The Washington area’s job market appears to be pumping its brakes, newly released employment numbers suggest, as last year’s federal budget uncertainty, two brief government shutdowns and turmoil within some agencies made life difficult for federal contractors.
The region added 43,800 jobs during the one-year period that ended in January, reflecting a continuation of the stagnant local job growth that seemed to define the previous year. The total was a far cry from 2016, a boom year for the D.C. economy, when the metropolitan area consistently added more than 60,000 jobs a month.
Unemployment rates in Virginia, Maryland and the District were largely unchanged despite the sluggish growth. The District shaved off one-tenth of a percentage point to settle at 5.8 percent, while Maryland and Virginia were unchanged at 4.1 percent and 3.6 percent, respectively. The size of the labor force grew modestly in all three jurisdictions, allaying some economists’ fears that workers are leaving the region.
The U.S. economy in February added a healthy 313,000 jobs over the previous month while unemployment held steady at 4.1 percent.
Employment growth in the Washington region lagged behind that of the nation as a whole. The D.C. area’s employment base grew by 1.3 percent for the year, compared with 1.7 percent nationally.
A monthly economic indicator put together by the Stephen S. Fuller Institute at George Mason University’s Schar School of Public Policy, which forecasts the likely direction of the regional economy based on new economic data, dipped to its lowest point in December before recovering somewhat. The “leading index,” designed to forecast the region’s economic growth moving forward, slipped negative in December for the first time in at least a year, meaning the economy should grow more slowly.
Economists say the sluggish growth is probably an aftereffect of the past year’s budget uncertainty, which culminated in two brief government shutdowns in January and February. If there is any reason for optimism, it is that the bipartisan budget deal approved by Congress in February occurred too late to show up in the most recent regional employment data.
The index “may have succumbed to the growing discord on the Hill and the inability of Congress to agree on a budget for (fiscal) 2018,” the Fuller Institute report’s authors conclude. “Or it may have been the weather or just plain economic fatigue.”
Federal contractors complained that the Trump administration’s failure to fill high-level posts left government without the deciders needed to move contracts forward. That made it hard to plan for the future.

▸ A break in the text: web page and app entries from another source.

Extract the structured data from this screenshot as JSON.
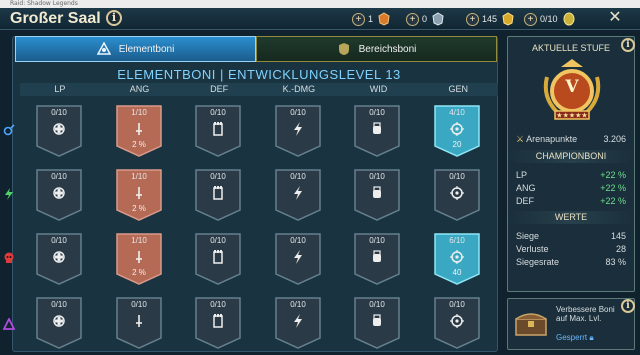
{
  "window_title": "Raid: Shadow Legends",
  "header": {
    "title": "Großer Saal",
    "resources": [
      {
        "value": "1",
        "icon": "orange-medal-icon"
      },
      {
        "value": "0",
        "icon": "silver-medal-icon"
      },
      {
        "value": "145",
        "icon": "gold-medal-icon"
      },
      {
        "value": "0/10",
        "icon": "gold-coin-icon"
      }
    ]
  },
  "tabs": [
    {
      "label": "Elementboni",
      "active": true
    },
    {
      "label": "Bereichsboni",
      "active": false
    }
  ],
  "heading": "ELEMENTBONI | ENTWICKLUNGSLEVEL 13",
  "columns": [
    "LP",
    "ANG",
    "DEF",
    "K.-DMG",
    "WID",
    "GEN"
  ],
  "rows": [
    {
      "element": "magic-element-icon",
      "cells": [
        {
          "level": "0/10",
          "bonus": "",
          "state": "locked"
        },
        {
          "level": "1/10",
          "bonus": "2 %",
          "state": "bronze"
        },
        {
          "level": "0/10",
          "bonus": "",
          "state": "locked"
        },
        {
          "level": "0/10",
          "bonus": "",
          "state": "locked"
        },
        {
          "level": "0/10",
          "bonus": "",
          "state": "locked"
        },
        {
          "level": "4/10",
          "bonus": "20",
          "state": "blue"
        }
      ]
    },
    {
      "element": "spirit-element-icon",
      "cells": [
        {
          "level": "0/10",
          "bonus": "",
          "state": "locked"
        },
        {
          "level": "1/10",
          "bonus": "2 %",
          "state": "bronze"
        },
        {
          "level": "0/10",
          "bonus": "",
          "state": "locked"
        },
        {
          "level": "0/10",
          "bonus": "",
          "state": "locked"
        },
        {
          "level": "0/10",
          "bonus": "",
          "state": "locked"
        },
        {
          "level": "0/10",
          "bonus": "",
          "state": "locked"
        }
      ]
    },
    {
      "element": "force-element-icon",
      "cells": [
        {
          "level": "0/10",
          "bonus": "",
          "state": "locked"
        },
        {
          "level": "1/10",
          "bonus": "2 %",
          "state": "bronze"
        },
        {
          "level": "0/10",
          "bonus": "",
          "state": "locked"
        },
        {
          "level": "0/10",
          "bonus": "",
          "state": "locked"
        },
        {
          "level": "0/10",
          "bonus": "",
          "state": "locked"
        },
        {
          "level": "6/10",
          "bonus": "40",
          "state": "blue"
        }
      ]
    },
    {
      "element": "void-element-icon",
      "cells": [
        {
          "level": "0/10",
          "bonus": "",
          "state": "locked"
        },
        {
          "level": "0/10",
          "bonus": "",
          "state": "locked"
        },
        {
          "level": "0/10",
          "bonus": "",
          "state": "locked"
        },
        {
          "level": "0/10",
          "bonus": "",
          "state": "locked"
        },
        {
          "level": "0/10",
          "bonus": "",
          "state": "locked"
        },
        {
          "level": "0/10",
          "bonus": "",
          "state": "locked"
        }
      ]
    }
  ],
  "stat_icons": [
    "hp-icon",
    "attack-icon",
    "defense-icon",
    "crit-damage-icon",
    "resistance-icon",
    "accuracy-icon"
  ],
  "sidebar": {
    "current_rank_title": "AKTUELLE STUFE",
    "rank_letter": "V",
    "arena_points_label": "Arenapunkte",
    "arena_points": "3.206",
    "champion_bonus_title": "CHAMPIONBONI",
    "bonuses": [
      {
        "label": "LP",
        "value": "+22 %"
      },
      {
        "label": "ANG",
        "value": "+22 %"
      },
      {
        "label": "DEF",
        "value": "+22 %"
      }
    ],
    "values_title": "WERTE",
    "stats": [
      {
        "label": "Siege",
        "value": "145"
      },
      {
        "label": "Verluste",
        "value": "28"
      },
      {
        "label": "Siegesrate",
        "value": "83 %"
      }
    ]
  },
  "upgrade": {
    "text_line1": "Verbessere Boni",
    "text_line2": "auf Max. Lvl.",
    "status": "Gesperrt"
  },
  "colors": {
    "bronze": "#b46a55",
    "blue": "#3aa7c3",
    "locked": "#2a3b47",
    "accent": "#7fd2ff",
    "green": "#6fe08b"
  }
}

The jobs category that includes federal contractors added only about 10,700 positions in the past year, suggesting that those companies deferred major hiring decisions through the year. Of the jobs that were added, almost all occurred in Northern Virginia, with professional and business services hiring in the District and Maryland essentially flat.
Employment drawdowns at federal agencies such as the State Department and the Environmental Protection Agency also took the fuel out of one of the region’s most important economic engines, shaving 6,600 jobs over the past year of the regional total for the year. The District proper, with its higher proportion of federal government employees, was hit the hardest by that drawdown.
Beyond government contractors, the businesses that are hiring quickly were mainly hospitality establishments such as bars, restaurants and hotels, where employment jumped by 13,000 jobs for the region as a whole. Such positions tend to pay less than contracting jobs, leading some to worry about whether they can replace the federal and technology careers that have traditionally dominated the local economy.
Also this month, the government revised some earlier figures downward, suggesting last year’s economic performance wasn’t as strong as it looked at the time. The Bureau of Labor Statistics frequently makes such revisions for the purpose of statistical accuracy, but the most recent changes were more substantial than usual. The region as a whole added 5,600 fewer jobs in 2017 than the government had previously reported.
“What has happened is we weren’t growing as fast as we thought we were,” said economist Stephen S. Fuller, the institute’s namesake. “The bread-and-butter sectors of the local economy are now flat or declining during the second half of last year.”
Read the full report here.